Study material:

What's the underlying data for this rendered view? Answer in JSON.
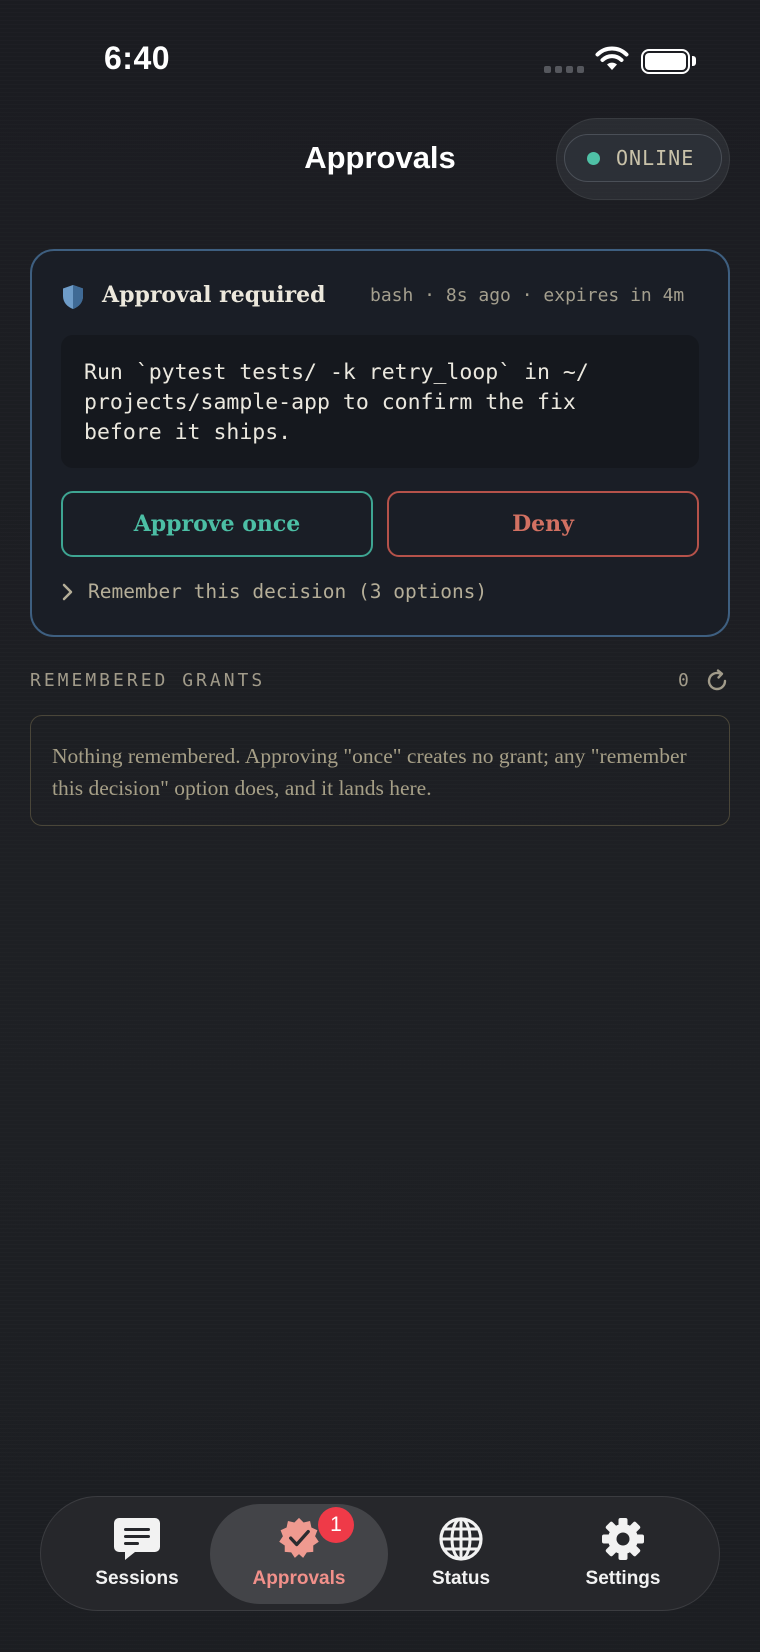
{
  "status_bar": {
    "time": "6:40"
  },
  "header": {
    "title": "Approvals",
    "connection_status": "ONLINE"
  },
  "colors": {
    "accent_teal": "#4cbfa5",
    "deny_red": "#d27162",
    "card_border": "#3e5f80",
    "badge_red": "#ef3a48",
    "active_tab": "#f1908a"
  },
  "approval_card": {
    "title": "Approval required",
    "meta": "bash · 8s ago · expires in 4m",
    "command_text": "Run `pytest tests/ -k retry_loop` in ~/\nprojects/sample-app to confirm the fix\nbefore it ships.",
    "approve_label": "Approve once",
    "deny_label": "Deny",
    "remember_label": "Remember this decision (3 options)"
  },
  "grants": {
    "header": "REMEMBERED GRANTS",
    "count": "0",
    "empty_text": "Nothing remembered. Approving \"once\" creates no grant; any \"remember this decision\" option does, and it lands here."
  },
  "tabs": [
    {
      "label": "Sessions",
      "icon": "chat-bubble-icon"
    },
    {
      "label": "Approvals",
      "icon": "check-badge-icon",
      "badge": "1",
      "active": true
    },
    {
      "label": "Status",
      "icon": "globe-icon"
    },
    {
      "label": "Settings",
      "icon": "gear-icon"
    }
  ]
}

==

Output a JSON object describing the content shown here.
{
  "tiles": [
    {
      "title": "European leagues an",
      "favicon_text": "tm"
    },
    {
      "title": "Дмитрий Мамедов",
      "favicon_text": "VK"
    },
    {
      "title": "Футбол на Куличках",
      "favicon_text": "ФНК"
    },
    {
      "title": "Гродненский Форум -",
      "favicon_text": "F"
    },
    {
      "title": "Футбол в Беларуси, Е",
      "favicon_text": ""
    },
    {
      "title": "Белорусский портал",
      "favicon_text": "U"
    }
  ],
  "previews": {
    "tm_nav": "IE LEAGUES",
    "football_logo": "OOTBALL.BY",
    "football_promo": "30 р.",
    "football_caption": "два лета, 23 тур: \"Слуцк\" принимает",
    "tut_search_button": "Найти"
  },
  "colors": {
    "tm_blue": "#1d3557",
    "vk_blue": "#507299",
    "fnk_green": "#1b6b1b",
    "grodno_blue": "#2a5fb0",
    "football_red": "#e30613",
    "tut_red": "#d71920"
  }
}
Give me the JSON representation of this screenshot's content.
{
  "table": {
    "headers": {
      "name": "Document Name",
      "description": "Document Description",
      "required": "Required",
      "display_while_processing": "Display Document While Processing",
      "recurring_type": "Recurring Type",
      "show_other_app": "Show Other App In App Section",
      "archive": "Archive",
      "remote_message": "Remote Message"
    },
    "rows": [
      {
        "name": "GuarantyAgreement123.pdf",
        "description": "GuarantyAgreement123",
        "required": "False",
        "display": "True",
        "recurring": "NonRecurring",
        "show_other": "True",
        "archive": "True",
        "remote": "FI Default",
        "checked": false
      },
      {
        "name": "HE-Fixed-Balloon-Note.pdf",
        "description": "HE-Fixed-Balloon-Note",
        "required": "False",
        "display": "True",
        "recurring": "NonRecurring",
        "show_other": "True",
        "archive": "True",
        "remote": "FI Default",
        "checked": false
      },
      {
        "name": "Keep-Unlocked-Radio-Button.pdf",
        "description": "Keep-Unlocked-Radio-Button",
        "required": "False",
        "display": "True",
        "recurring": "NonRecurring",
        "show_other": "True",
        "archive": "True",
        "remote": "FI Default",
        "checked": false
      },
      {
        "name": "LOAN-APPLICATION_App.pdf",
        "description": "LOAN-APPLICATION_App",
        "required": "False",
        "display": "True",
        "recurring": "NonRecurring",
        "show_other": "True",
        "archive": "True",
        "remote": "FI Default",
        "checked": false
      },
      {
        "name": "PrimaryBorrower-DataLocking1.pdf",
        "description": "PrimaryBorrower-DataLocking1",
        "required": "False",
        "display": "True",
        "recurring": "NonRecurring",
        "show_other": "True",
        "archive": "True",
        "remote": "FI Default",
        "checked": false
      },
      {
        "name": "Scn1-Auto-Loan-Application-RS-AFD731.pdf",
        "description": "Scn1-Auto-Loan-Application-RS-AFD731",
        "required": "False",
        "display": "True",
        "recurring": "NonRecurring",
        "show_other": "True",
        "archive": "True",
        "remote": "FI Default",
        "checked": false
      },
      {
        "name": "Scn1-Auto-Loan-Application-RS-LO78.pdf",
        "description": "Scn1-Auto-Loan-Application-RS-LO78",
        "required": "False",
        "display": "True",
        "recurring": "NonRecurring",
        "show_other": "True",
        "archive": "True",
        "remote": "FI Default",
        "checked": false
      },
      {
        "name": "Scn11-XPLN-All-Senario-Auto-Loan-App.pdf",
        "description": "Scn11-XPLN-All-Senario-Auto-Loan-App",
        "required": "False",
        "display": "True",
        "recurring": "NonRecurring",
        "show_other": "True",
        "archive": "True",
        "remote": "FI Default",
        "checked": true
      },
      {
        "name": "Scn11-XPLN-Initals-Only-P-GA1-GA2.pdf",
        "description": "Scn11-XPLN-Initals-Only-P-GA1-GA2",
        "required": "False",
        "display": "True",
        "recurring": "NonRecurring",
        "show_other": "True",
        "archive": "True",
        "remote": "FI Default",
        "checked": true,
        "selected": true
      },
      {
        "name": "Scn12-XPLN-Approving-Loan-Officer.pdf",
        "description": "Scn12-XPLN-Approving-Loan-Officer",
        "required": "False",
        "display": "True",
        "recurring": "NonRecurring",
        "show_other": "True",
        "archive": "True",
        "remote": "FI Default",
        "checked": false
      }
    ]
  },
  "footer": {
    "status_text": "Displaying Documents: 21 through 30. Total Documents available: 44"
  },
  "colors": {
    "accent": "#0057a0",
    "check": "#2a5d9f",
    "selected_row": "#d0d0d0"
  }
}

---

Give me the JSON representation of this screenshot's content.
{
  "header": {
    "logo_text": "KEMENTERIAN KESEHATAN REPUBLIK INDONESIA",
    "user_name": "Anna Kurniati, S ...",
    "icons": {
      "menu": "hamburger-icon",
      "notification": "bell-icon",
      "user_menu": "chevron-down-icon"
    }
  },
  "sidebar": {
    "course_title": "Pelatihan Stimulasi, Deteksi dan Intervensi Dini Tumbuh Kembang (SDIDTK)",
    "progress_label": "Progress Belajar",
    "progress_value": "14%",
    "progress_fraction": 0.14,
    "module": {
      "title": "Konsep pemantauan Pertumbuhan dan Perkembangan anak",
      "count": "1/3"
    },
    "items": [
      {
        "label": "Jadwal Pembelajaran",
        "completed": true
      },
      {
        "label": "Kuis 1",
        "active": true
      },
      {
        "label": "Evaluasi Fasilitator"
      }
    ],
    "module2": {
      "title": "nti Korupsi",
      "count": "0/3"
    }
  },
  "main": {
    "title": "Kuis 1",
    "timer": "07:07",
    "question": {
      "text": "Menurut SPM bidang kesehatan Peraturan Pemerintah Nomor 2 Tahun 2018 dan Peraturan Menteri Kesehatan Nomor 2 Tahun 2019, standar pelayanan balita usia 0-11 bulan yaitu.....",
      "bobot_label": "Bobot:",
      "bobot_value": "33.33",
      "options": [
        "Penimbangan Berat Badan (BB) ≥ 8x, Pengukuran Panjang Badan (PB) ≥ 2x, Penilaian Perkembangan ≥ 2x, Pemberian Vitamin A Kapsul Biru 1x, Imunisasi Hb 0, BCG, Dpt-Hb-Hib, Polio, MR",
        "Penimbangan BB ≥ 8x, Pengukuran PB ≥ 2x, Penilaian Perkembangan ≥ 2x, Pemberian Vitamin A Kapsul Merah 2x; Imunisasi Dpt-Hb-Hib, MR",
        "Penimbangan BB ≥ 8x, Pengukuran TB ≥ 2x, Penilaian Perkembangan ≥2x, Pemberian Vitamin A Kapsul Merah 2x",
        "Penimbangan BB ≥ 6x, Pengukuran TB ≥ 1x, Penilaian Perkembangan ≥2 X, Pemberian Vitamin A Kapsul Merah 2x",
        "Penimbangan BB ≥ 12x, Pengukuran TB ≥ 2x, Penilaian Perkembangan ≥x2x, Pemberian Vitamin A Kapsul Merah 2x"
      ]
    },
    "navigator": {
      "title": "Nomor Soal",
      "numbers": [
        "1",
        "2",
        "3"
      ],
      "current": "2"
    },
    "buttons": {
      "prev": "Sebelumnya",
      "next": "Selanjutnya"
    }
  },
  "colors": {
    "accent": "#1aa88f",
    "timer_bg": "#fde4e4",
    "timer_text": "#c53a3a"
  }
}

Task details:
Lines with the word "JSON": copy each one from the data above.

Result of the exercise:
What's the underlying data for this rendered view? Answer in JSON.
Output a JSON object describing the content shown here.
Give me the JSON representation of this screenshot's content.
Give me the JSON representation of this screenshot's content.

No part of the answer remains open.